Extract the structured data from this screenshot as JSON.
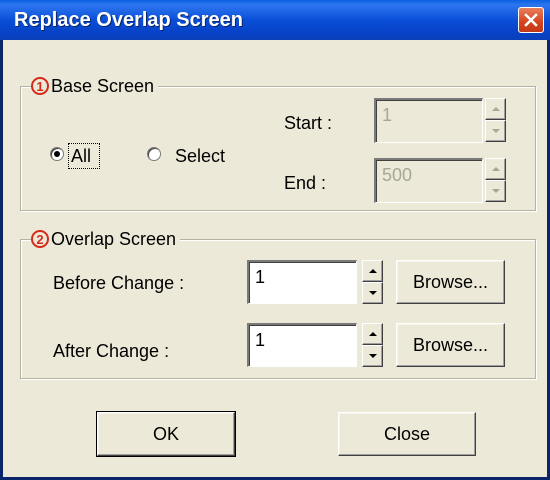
{
  "window": {
    "title": "Replace Overlap Screen"
  },
  "base_screen": {
    "number_marker": "1",
    "title": "Base Screen",
    "radio_all": "All",
    "radio_select": "Select",
    "selected": "All",
    "start_label": "Start :",
    "start_value": "1",
    "end_label": "End :",
    "end_value": "500"
  },
  "overlap_screen": {
    "number_marker": "2",
    "title": "Overlap Screen",
    "before_label": "Before Change :",
    "before_value": "1",
    "after_label": "After Change :",
    "after_value": "1",
    "browse_label": "Browse..."
  },
  "buttons": {
    "ok": "OK",
    "close": "Close"
  },
  "colors": {
    "title_bar": "#0A4FD8",
    "dialog_bg": "#ECE9D8",
    "marker_red": "#D62B1B"
  }
}
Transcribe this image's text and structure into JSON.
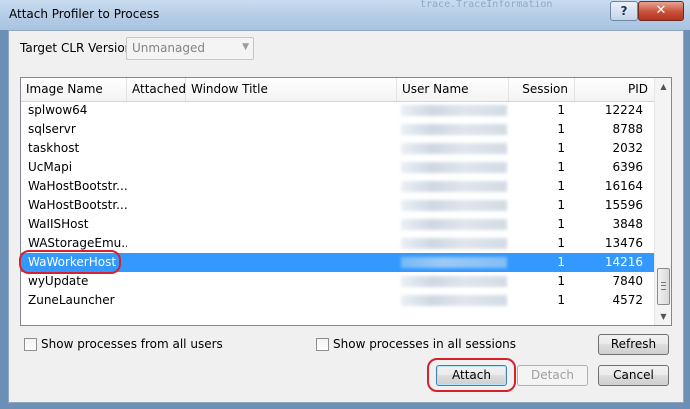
{
  "window": {
    "title": "Attach Profiler to Process",
    "background_text": "trace.TraceInformation",
    "help_label": "?",
    "close_label": "✕"
  },
  "clr": {
    "label": "Target CLR Version:",
    "value": "Unmanaged"
  },
  "table": {
    "columns": {
      "image_name": "Image Name",
      "attached": "Attached",
      "window_title": "Window Title",
      "user_name": "User Name",
      "session": "Session",
      "pid": "PID"
    },
    "rows": [
      {
        "name": "splwow64",
        "session": "1",
        "pid": "12224"
      },
      {
        "name": "sqlservr",
        "session": "1",
        "pid": "8788"
      },
      {
        "name": "taskhost",
        "session": "1",
        "pid": "2032"
      },
      {
        "name": "UcMapi",
        "session": "1",
        "pid": "6396"
      },
      {
        "name": "WaHostBootstr...",
        "session": "1",
        "pid": "16164"
      },
      {
        "name": "WaHostBootstr...",
        "session": "1",
        "pid": "15596"
      },
      {
        "name": "WaIISHost",
        "session": "1",
        "pid": "3848"
      },
      {
        "name": "WAStorageEmu...",
        "session": "1",
        "pid": "13476"
      },
      {
        "name": "WaWorkerHost",
        "session": "1",
        "pid": "14216",
        "selected": true
      },
      {
        "name": "wyUpdate",
        "session": "1",
        "pid": "7840"
      },
      {
        "name": "ZuneLauncher",
        "session": "1",
        "pid": "4572"
      }
    ]
  },
  "options": {
    "all_users": "Show processes from all users",
    "all_sessions": "Show processes in all sessions"
  },
  "buttons": {
    "refresh": "Refresh",
    "attach": "Attach",
    "detach": "Detach",
    "cancel": "Cancel"
  },
  "colors": {
    "selection": "#3399ff",
    "highlight_ring": "#d6222f"
  }
}
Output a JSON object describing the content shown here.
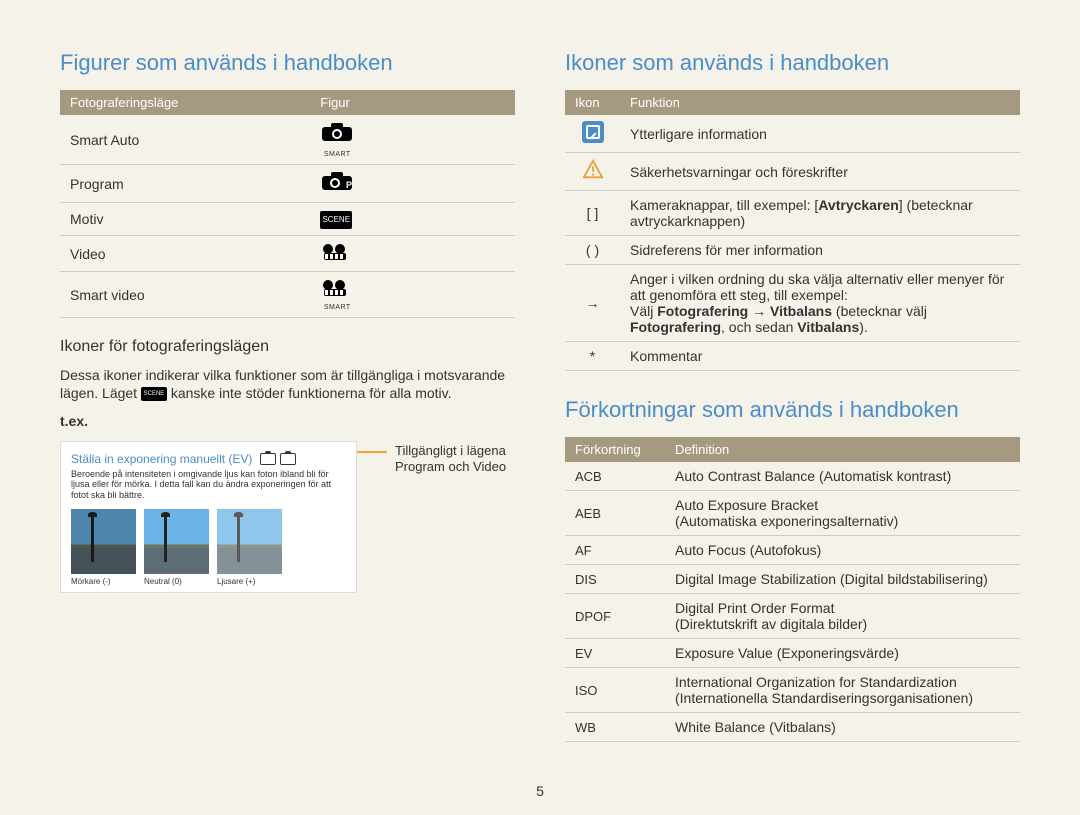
{
  "left": {
    "heading": "Figurer som används i handboken",
    "table": {
      "head": {
        "mode": "Fotograferingsläge",
        "figure": "Figur"
      },
      "rows": [
        {
          "mode": "Smart Auto",
          "icon": "camera-smart-icon"
        },
        {
          "mode": "Program",
          "icon": "camera-p-icon"
        },
        {
          "mode": "Motiv",
          "icon": "scene-icon"
        },
        {
          "mode": "Video",
          "icon": "video-icon"
        },
        {
          "mode": "Smart video",
          "icon": "video-smart-icon"
        }
      ]
    },
    "sub_heading": "Ikoner för fotograferingslägen",
    "para": "Dessa ikoner indikerar vilka funktioner som är tillgängliga i motsvarande lägen. Läget ▮ kanske inte stöder funktionerna för alla motiv.",
    "tex_label": "t.ex.",
    "example": {
      "title": "Ställa in exponering manuellt (EV)",
      "caption": "Beroende på intensiteten i omgivande ljus kan foton ibland bli för ljusa eller för mörka. I detta fall kan du ändra exponeringen för att fotot ska bli bättre.",
      "thumbs": [
        {
          "label": "Mörkare (-)"
        },
        {
          "label": "Neutral (0)"
        },
        {
          "label": "Ljusare (+)"
        }
      ]
    },
    "side_note": "Tillgängligt i lägena Program och Video"
  },
  "right": {
    "icons_heading": "Ikoner som används i handboken",
    "icons_table": {
      "head": {
        "icon": "Ikon",
        "func": "Funktion"
      },
      "rows": [
        {
          "icon_type": "info",
          "text": "Ytterligare information"
        },
        {
          "icon_type": "warn",
          "text": "Säkerhetsvarningar och föreskrifter"
        },
        {
          "icon_type": "text",
          "icon_text": "[  ]",
          "html": "Kameraknappar, till exempel: [<b>Avtryckaren</b>] (betecknar avtryckarknappen)"
        },
        {
          "icon_type": "text",
          "icon_text": "(  )",
          "text": "Sidreferens för mer information"
        },
        {
          "icon_type": "text",
          "icon_text": "→",
          "html": "Anger i vilken ordning du ska välja alternativ eller menyer för att genomföra ett steg, till exempel:<br>Välj <b>Fotografering</b> → <b>Vitbalans</b> (betecknar välj <b>Fotografering</b>, och sedan <b>Vitbalans</b>)."
        },
        {
          "icon_type": "text",
          "icon_text": "*",
          "text": "Kommentar"
        }
      ]
    },
    "abbrev_heading": "Förkortningar som används i handboken",
    "abbrev_table": {
      "head": {
        "abbr": "Förkortning",
        "def": "Definition"
      },
      "rows": [
        {
          "abbr": "ACB",
          "def": "Auto Contrast Balance (Automatisk kontrast)"
        },
        {
          "abbr": "AEB",
          "def": "Auto Exposure Bracket\n(Automatiska exponeringsalternativ)"
        },
        {
          "abbr": "AF",
          "def": "Auto Focus (Autofokus)"
        },
        {
          "abbr": "DIS",
          "def": "Digital Image Stabilization (Digital bildstabilisering)"
        },
        {
          "abbr": "DPOF",
          "def": "Digital Print Order Format\n(Direktutskrift av digitala bilder)"
        },
        {
          "abbr": "EV",
          "def": "Exposure Value (Exponeringsvärde)"
        },
        {
          "abbr": "ISO",
          "def": "International Organization for Standardization\n(Internationella Standardiseringsorganisationen)"
        },
        {
          "abbr": "WB",
          "def": "White Balance (Vitbalans)"
        }
      ]
    }
  },
  "page_number": "5"
}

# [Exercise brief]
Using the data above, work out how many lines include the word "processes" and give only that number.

# [Result of the task]
2